Former major-league closer Mitch Williams twice finished in the top 10 of Cy Young voting, played in the 1989 All-Star Game and saved a career-high 43 games in the 1993 season.  He was also part of one of the greatest moments in Canadian sports history when Joe Carter hit a 2-2 pitch he delivered over the left field wall at SkyDome to capture the 1993 World Series.

Carter recently recounted the famous at bat in “Now the 2-2” a TSN original video feature that documented what the Blue Jays slugger was looking for, pitch-by-pitch, before powering the Jays to their second championship in dramatic fashion.

As for the man that served up the pitch remembered by baseball fans across the country, Williams says he was throwing in an unfamiliar way and didn’t come anywhere near executing on what turned out to be the final pitch of the 1993 World Series.

“Not even close (to the pitch I wanted to make),” Williams told “I had never thrown out of the slide step in my life and they wanted me to in the World Series because of Alomar and Henderson.  I threw the pitch out of a slide step and it was supposed to be a fastball away. All I wanted to do was throw a fastball up and out because he couldn’t hit the ball out of right field if you gave him a bucket full of balls; he was a dead pull hitter. I knew he was a down and in hitter and I jerked a fastball down and in.”

Embedded Image

“I could throw a fastball up and away to a right hander in my sleep.  That’s why I’ll never teach a slide step; you’re not getting the most out of what God gave you.  Ask Nolan Ryan if he ever threw out of a slide step.”

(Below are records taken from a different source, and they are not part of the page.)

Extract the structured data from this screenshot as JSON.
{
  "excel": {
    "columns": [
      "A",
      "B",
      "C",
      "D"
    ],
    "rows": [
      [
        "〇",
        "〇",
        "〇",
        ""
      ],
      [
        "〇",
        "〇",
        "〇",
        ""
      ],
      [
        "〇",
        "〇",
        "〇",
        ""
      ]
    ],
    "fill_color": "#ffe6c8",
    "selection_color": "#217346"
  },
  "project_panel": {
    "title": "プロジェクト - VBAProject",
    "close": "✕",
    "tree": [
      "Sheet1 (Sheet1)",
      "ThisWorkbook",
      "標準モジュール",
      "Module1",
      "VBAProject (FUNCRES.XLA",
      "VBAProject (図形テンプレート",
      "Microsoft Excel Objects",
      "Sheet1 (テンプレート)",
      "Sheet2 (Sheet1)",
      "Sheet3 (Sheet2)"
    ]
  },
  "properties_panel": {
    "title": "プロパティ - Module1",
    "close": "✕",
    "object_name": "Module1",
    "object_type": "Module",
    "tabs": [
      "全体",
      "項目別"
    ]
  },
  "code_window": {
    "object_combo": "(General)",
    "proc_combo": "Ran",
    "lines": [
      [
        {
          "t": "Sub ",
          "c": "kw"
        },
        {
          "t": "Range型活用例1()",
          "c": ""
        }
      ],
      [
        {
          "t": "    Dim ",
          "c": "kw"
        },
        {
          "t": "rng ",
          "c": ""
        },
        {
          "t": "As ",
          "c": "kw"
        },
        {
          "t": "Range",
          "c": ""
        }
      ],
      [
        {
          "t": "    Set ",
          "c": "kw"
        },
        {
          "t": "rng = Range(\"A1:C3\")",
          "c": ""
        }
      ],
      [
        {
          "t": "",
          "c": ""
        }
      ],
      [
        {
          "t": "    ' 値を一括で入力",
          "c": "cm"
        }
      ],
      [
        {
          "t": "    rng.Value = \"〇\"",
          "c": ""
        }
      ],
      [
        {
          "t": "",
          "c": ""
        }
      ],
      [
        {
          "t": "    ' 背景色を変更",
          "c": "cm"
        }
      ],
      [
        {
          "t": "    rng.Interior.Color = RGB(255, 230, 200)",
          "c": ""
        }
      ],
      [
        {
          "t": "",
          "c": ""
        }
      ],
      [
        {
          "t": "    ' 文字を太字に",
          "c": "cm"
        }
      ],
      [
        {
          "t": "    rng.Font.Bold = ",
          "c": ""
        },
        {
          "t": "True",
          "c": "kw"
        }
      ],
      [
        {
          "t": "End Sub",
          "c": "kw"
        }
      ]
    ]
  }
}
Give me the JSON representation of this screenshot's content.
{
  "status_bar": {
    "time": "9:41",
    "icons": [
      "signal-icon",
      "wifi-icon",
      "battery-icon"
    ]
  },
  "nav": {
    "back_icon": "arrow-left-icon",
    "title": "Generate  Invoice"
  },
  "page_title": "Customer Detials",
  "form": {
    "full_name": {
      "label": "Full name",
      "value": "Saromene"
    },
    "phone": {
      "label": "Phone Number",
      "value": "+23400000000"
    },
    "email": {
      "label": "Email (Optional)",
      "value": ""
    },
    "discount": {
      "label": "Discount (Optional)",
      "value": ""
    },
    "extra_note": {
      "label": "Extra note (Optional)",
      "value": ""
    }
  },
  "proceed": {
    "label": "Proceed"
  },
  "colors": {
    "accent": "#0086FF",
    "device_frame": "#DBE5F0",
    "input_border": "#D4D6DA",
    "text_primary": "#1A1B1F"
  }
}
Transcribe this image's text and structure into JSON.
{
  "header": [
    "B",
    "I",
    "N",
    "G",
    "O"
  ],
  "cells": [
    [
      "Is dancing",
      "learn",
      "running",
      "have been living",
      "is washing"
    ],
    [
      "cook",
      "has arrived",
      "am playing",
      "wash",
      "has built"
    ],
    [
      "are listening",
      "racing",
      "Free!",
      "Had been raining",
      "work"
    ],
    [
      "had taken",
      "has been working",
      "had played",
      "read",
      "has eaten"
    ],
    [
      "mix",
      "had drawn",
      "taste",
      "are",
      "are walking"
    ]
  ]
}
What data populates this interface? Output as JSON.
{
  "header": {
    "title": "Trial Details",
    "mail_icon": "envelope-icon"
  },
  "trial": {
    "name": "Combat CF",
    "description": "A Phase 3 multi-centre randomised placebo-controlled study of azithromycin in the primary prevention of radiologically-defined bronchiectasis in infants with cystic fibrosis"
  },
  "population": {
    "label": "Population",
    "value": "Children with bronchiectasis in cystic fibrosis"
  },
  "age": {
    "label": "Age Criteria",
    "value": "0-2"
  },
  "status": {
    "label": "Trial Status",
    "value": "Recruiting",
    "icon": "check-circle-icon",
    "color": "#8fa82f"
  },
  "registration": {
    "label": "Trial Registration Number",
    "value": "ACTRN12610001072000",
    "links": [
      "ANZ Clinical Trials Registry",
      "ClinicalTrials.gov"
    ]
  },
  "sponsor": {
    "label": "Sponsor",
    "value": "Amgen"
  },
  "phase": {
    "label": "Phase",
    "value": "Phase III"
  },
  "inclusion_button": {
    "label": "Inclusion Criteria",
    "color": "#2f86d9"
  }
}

The 50-year-old former pitcher is not hesitant to talk about a low moment from his solid career that most others would probably do their best to bury and forget.  He credits that to the way he approached every situation on and off the field.

“Whether it was spring training, regular season, playoffs or World Series, every game I ever pitched in meant the same to me,” said Williams. “I didn’t want to lose. I didn’t care if it was spring training, I didn’t want to lose. I wasn’t built that way.  If I lost, I was just looking for the next opportunity to win and that’s all it was with Joe. It just happened to be the end of a World Series.”

Turning to the current season, the Kansas City Royals lost closer Greg Holland prior to the playoffs and the Blue Jays will be without lefty specialist Brett Cecil who suffered a leg injury during the ALDS, two shocking blows for their teams.  Williams, who appeared in nine playoff games during his 11 season career - two with the Chicago Cubs and seven with the Philadelphia Phillies - believes that both teams should be fine with what they still have available to them to finish games.

“I don’t think it hurts the Royals one bit,” said Williams. “You’ve got Wade Davis coming in throwing 100 miles per hour, you’ve got Kelvin Herrera throwing 100, they signed Ryan Madson who throws 97 and has one of the best changeups in the game, so I don’t think the Royals are hurting at all, they’re just not getting an opportunity to save games.”

“Losing Cecil is going to hurt (the Jays) from a matchup perspective, but they have guys that can get people out.”

Another controversy that has cropped up during the playoffs involves a takeout slide by Los Angeles Dodgers second baseman Chase Utley which broke the leg of New York Mets shortstop Ruben Tejada.   

Embedded ImageWilliams does not believe the veteran deserved the two-game suspension he was handed by the league, but if he was pitching for the opposition he would probably pay someone back, even if it wasn’t the actual offender.

“(The slide) was late, no question about it, but was it designed to hurt Tejada? No it wasn’t,” said Williams. “I know Chase, I know the way he plays the game and I’ll guarantee you that’s been done to him 50 times in his career. It looked like Chase got the worse end of it, he got his bell rung.  If Tejada doesn’t get hurt, there is no suspension.”

“I always did everything I could to protect my players,” said Williams. “But if they hit Utley, he gets hit a billion times he doesn’t care.  He won’t even look out towards the mound if he gets hit, he’ll run right to first.  You’ll be doing him a favour, because he isn’t swinging the bat very good.  I’d hit someone that’s hot. I wouldn’t hit someone that isn’t hitting, but yeah, there would be retribution.”

He also believes Washington Nationals closer Jonathan Papelbon was out of line in his late season confrontation with outfielder Bryce Harper.

Embedded Image“A pitcher should never say a word to a position player,” said Williams. “If you want to get on another pitcher for not doing things the right way, fine.  For Papelbon to get on Harper about playing hard when he throws two days in a row and needs a day off.  Bryce Harper is playing 150-something games a year and you’re getting on him for not running out a fly ball?”